The lawmaker noted that the tuition fee for Medicine in the UK was between £35,750 and £66,500 per annum and the duration of the course is four years. He said in the United States, according to the National Centre for Education Statistics, the average cost of studying Medicine ranges between $82,000 and $104,000, aside miscellaneous expenses which include feeding, accommodation, etc.
The lawmaker added that in Canada, the tuition fee for Medicine ranges from 52,000 CAD to 169,000CAD.
“But contrary to all these huge Medicine tuitions in the aforementioned foreign countries, in Nigeria, the cost of Medicine in public institutions range from N40,000 to 150,000. Therefore, you will all agree with me that medical and dental education in Nigeria is seriously subsidised,” he stated.

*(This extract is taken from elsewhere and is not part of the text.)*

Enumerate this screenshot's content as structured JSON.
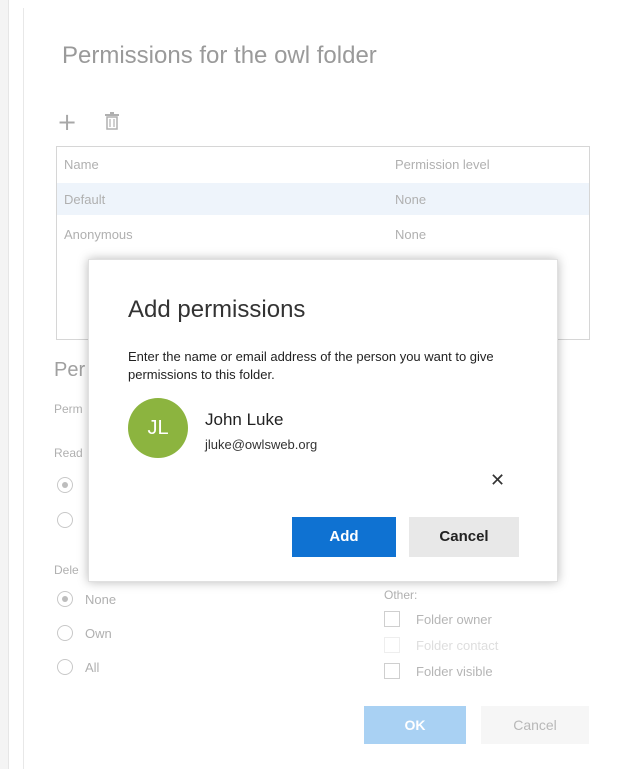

Johnson stressed, “Despite this subsidy in medical and dental’s education, Nigeria still suffers emigration of trained medical doctors and dentists into the hands of these foreign countries, which an average Nigerian can hardly afford for medicine training. The favourite destinations of migrating Nigerian medical staff are Europe, North America and the Middle East.”
Quoting various reports, the lawmaker said the number of Nigerian trained doctors who left for the UK was the third highest in the world and highest in Africa.
But reacting, the President, Nigerian Association of Resident Doctors, Dr Emeka Orji, described the bill as anti-people, demanding that it should be withdrawn.
Orji said, “Some people want to cause trouble for this government before they leave. NARD is averse to such anti-people bill and it is unfortunate that an honourable member will be thinking about that. That is selfishness.
“Have they come up with bills to stop public officials from seeking medical services abroad at taxpayers’ expense? They will not do that because it is affecting them directly and instead of addressing the root causes of brain drain, they are going to the symptom, and that is totally unacceptable.
“We know that the Speaker of the House of Representatives is someone that reasons a lot and we intend to reach out to him, that bill needs to be withdrawn. The thing is causing a lot of agitation already all over the country, and nobody should be allowed to cause a crisis for this regime that is about to end.”